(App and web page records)
+--
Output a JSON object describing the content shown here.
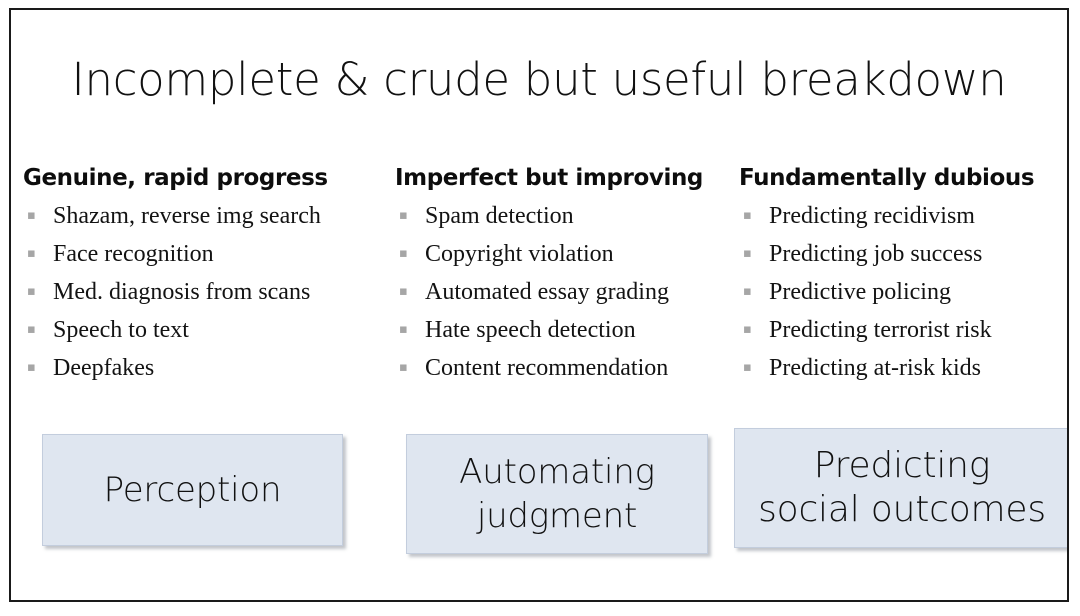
{
  "slide": {
    "title": "Incomplete & crude but useful breakdown",
    "bullet_glyph": "▪",
    "columns": [
      {
        "header": "Genuine, rapid progress",
        "items": [
          "Shazam, reverse img search",
          "Face recognition",
          "Med. diagnosis from scans",
          "Speech to text",
          "Deepfakes"
        ]
      },
      {
        "header": "Imperfect but improving",
        "items": [
          "Spam detection",
          "Copyright violation",
          "Automated essay grading",
          "Hate speech detection",
          "Content recommendation"
        ]
      },
      {
        "header": "Fundamentally dubious",
        "items": [
          "Predicting recidivism",
          "Predicting job success",
          "Predictive policing",
          "Predicting terrorist risk",
          "Predicting at-risk kids"
        ]
      }
    ],
    "category_boxes": [
      {
        "line1": "Perception",
        "line2": ""
      },
      {
        "line1": "Automating",
        "line2": "judgment"
      },
      {
        "line1": "Predicting",
        "line2": "social outcomes"
      }
    ],
    "colors": {
      "box_fill": "#dfe6f0",
      "box_border": "#c3cddd",
      "slide_border": "#1a1a1a",
      "bullet_gray": "#a6a6a6",
      "text": "#111111"
    }
  }
}
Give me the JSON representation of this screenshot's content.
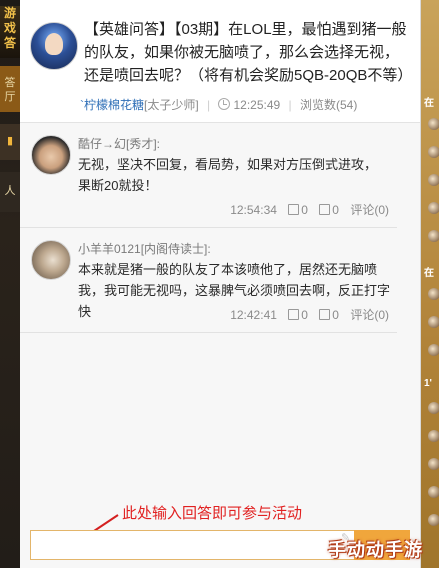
{
  "sidebar_left": {
    "logo_text": "游戏\n答",
    "tab1": "答\n厅",
    "tab2": "▮",
    "tab3": "人"
  },
  "question": {
    "title": "【英雄问答】【03期】在LOL里，最怕遇到猪一般的队友，如果你被无脑喷了，那么会选择无视，还是喷回去呢？（将有机会奖励5QB-20QB不等）",
    "user": "`柠檬棉花糖",
    "user_tag": "[太子少师]",
    "time": "12:25:49",
    "views": "浏览数(54)"
  },
  "answers": [
    {
      "name": "酷仔→幻[秀才]:",
      "text": "无视，坚决不回复，看局势，如果对方压倒式进攻， 果断20就投！",
      "time": "12:54:34",
      "likes": "0",
      "dislikes": "0",
      "comments": "评论(0)"
    },
    {
      "name": "小羊羊0121[内阁侍读士]:",
      "text": "本来就是猪一般的队友了本该喷他了，居然还无脑喷我，我可能无视吗，这暴脾气必须喷回去啊，反正打字快",
      "time": "12:42:41",
      "likes": "0",
      "dislikes": "0",
      "comments": "评论(0)"
    }
  ],
  "annotation": "此处输入回答即可参与活动",
  "right_strip": {
    "h1": "在",
    "h2": "在",
    "h3": "1'"
  },
  "watermark": "手动动手游",
  "colors": {
    "accent": "#f0a63c",
    "link": "#2f6fb7",
    "annotation": "#e12121"
  }
}
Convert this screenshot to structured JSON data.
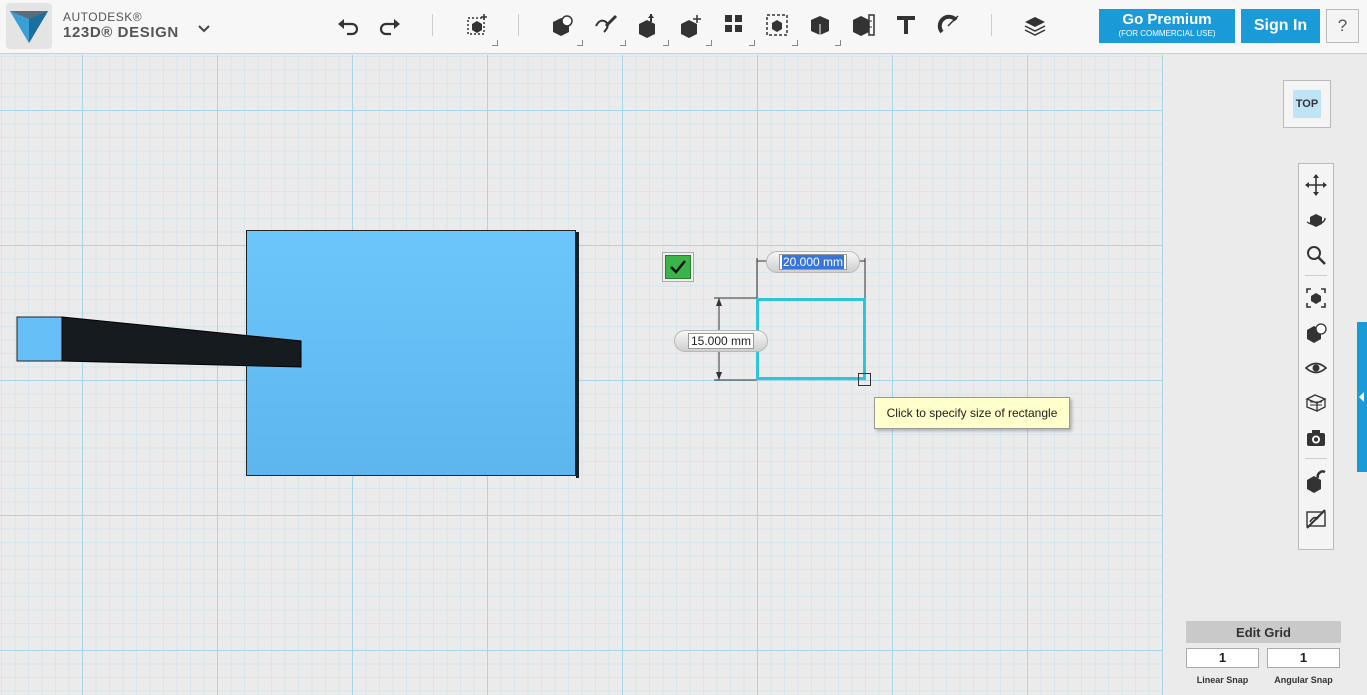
{
  "app": {
    "brand_line1": "AUTODESK®",
    "brand_line2": "123D® DESIGN"
  },
  "toolbar": {
    "tools": [
      {
        "name": "undo-icon"
      },
      {
        "name": "redo-icon"
      },
      {
        "name": "transform-icon"
      },
      {
        "name": "primitives-icon"
      },
      {
        "name": "sketch-icon"
      },
      {
        "name": "construct-icon"
      },
      {
        "name": "modify-icon"
      },
      {
        "name": "pattern-icon"
      },
      {
        "name": "grouping-icon"
      },
      {
        "name": "combine-icon"
      },
      {
        "name": "measure-icon"
      },
      {
        "name": "text-icon"
      },
      {
        "name": "snap-icon"
      },
      {
        "name": "materials-icon"
      }
    ],
    "premium_label": "Go Premium",
    "premium_sublabel": "(FOR COMMERCIAL USE)",
    "signin_label": "Sign In",
    "help_label": "?"
  },
  "viewcube": {
    "face_label": "TOP"
  },
  "navigation": [
    "pan-icon",
    "orbit-icon",
    "zoom-icon",
    "fit-icon",
    "view-icon",
    "visibility-icon",
    "materials-outline-icon",
    "screenshot-icon",
    "snap-settings-icon",
    "hide-sketch-icon"
  ],
  "sketch": {
    "width_value": "20.000 mm",
    "height_value": "15.000 mm",
    "tooltip": "Click to specify size of rectangle"
  },
  "grid": {
    "header": "Edit Grid",
    "linear_snap_value": "1",
    "angular_snap_value": "1",
    "linear_snap_label": "Linear Snap",
    "angular_snap_label": "Angular Snap"
  },
  "colors": {
    "accent": "#1a9ad6",
    "box_fill": "#66c0f7",
    "sketch_outline": "#2ec5d9",
    "confirm_green": "#3bb54a"
  }
}
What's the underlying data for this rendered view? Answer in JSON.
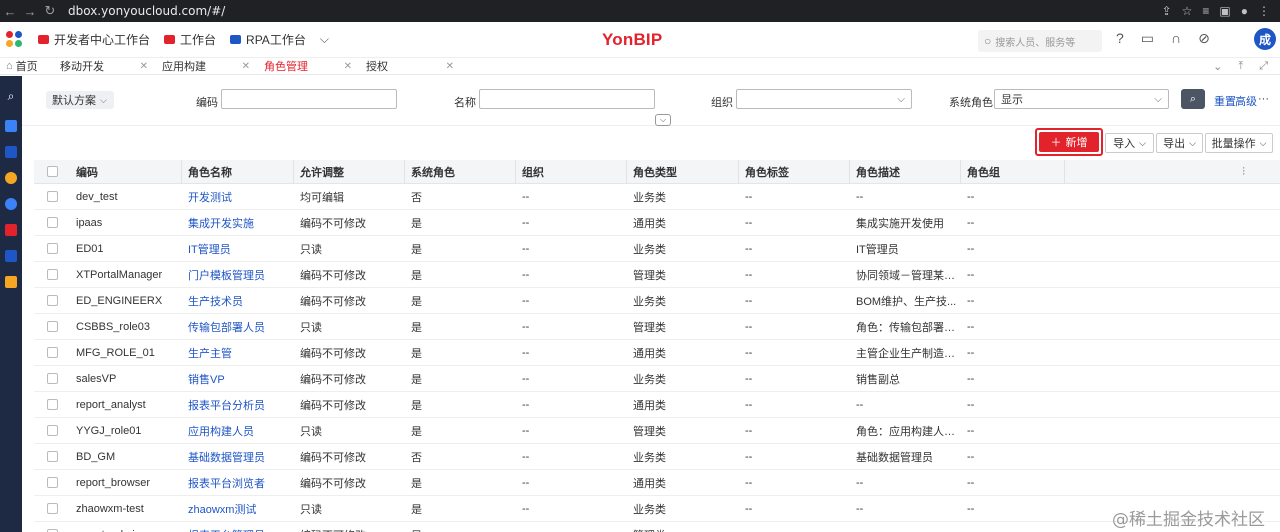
{
  "browser": {
    "url": "dbox.yonyoucloud.com/#/"
  },
  "appbar": {
    "pinned": [
      {
        "label": "开发者中心工作台",
        "color": "#e3232c"
      },
      {
        "label": "工作台",
        "color": "#e3232c"
      },
      {
        "label": "RPA工作台",
        "color": "#1f56c6"
      }
    ],
    "brand": "YonBIP",
    "search_placeholder": "搜索人员、服务等",
    "avatar_text": "成"
  },
  "tabs": [
    {
      "label": "首页",
      "active": false,
      "closable": false
    },
    {
      "label": "移动开发",
      "active": false,
      "closable": true
    },
    {
      "label": "应用构建",
      "active": false,
      "closable": true
    },
    {
      "label": "角色管理",
      "active": true,
      "closable": true
    },
    {
      "label": "授权",
      "active": false,
      "closable": true
    }
  ],
  "filters": {
    "scheme": "默认方案",
    "code_label": "编码",
    "name_label": "名称",
    "org_label": "组织",
    "sysrole_label": "系统角色",
    "sysrole_value": "显示",
    "reset": "重置",
    "advanced": "高级"
  },
  "actions": {
    "new": "新增",
    "import": "导入",
    "export": "导出",
    "batch": "批量操作"
  },
  "table": {
    "columns": [
      "编码",
      "角色名称",
      "允许调整",
      "系统角色",
      "组织",
      "角色类型",
      "角色标签",
      "角色描述",
      "角色组"
    ],
    "rows": [
      [
        "dev_test",
        "开发测试",
        "均可编辑",
        "否",
        "--",
        "业务类",
        "--",
        "--",
        "--"
      ],
      [
        "ipaas",
        "集成开发实施",
        "编码不可修改",
        "是",
        "--",
        "通用类",
        "--",
        "集成实施开发使用",
        "--"
      ],
      [
        "ED01",
        "IT管理员",
        "只读",
        "是",
        "--",
        "业务类",
        "--",
        "IT管理员",
        "--"
      ],
      [
        "XTPortalManager",
        "门户模板管理员",
        "编码不可修改",
        "是",
        "--",
        "管理类",
        "--",
        "协同领域－管理某一...",
        "--"
      ],
      [
        "ED_ENGINEERX",
        "生产技术员",
        "编码不可修改",
        "是",
        "--",
        "业务类",
        "--",
        "BOM维护、生产技...",
        "--"
      ],
      [
        "CSBBS_role03",
        "传输包部署人员",
        "只读",
        "是",
        "--",
        "管理类",
        "--",
        "角色：传输包部署人...",
        "--"
      ],
      [
        "MFG_ROLE_01",
        "生产主管",
        "编码不可修改",
        "是",
        "--",
        "通用类",
        "--",
        "主管企业生产制造业...",
        "--"
      ],
      [
        "salesVP",
        "销售VP",
        "编码不可修改",
        "是",
        "--",
        "业务类",
        "--",
        "销售副总",
        "--"
      ],
      [
        "report_analyst",
        "报表平台分析员",
        "编码不可修改",
        "是",
        "--",
        "通用类",
        "--",
        "--",
        "--"
      ],
      [
        "YYGJ_role01",
        "应用构建人员",
        "只读",
        "是",
        "--",
        "管理类",
        "--",
        "角色：应用构建人员...",
        "--"
      ],
      [
        "BD_GM",
        "基础数据管理员",
        "编码不可修改",
        "否",
        "--",
        "业务类",
        "--",
        "基础数据管理员",
        "--"
      ],
      [
        "report_browser",
        "报表平台浏览者",
        "编码不可修改",
        "是",
        "--",
        "通用类",
        "--",
        "--",
        "--"
      ],
      [
        "zhaowxm-test",
        "zhaowxm测试",
        "只读",
        "是",
        "--",
        "业务类",
        "--",
        "--",
        "--"
      ],
      [
        "report_admin",
        "报表平台管理员",
        "编码不可修改",
        "是",
        "--",
        "管理类",
        "--",
        "--",
        "--"
      ]
    ]
  },
  "watermark": "@稀土掘金技术社区"
}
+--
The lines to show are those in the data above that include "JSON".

Output a JSON object describing the content shown here.
Give me the JSON representation of this screenshot's content.
Convert this screenshot to structured JSON data.
What's the underlying data for this rendered view? Answer in JSON.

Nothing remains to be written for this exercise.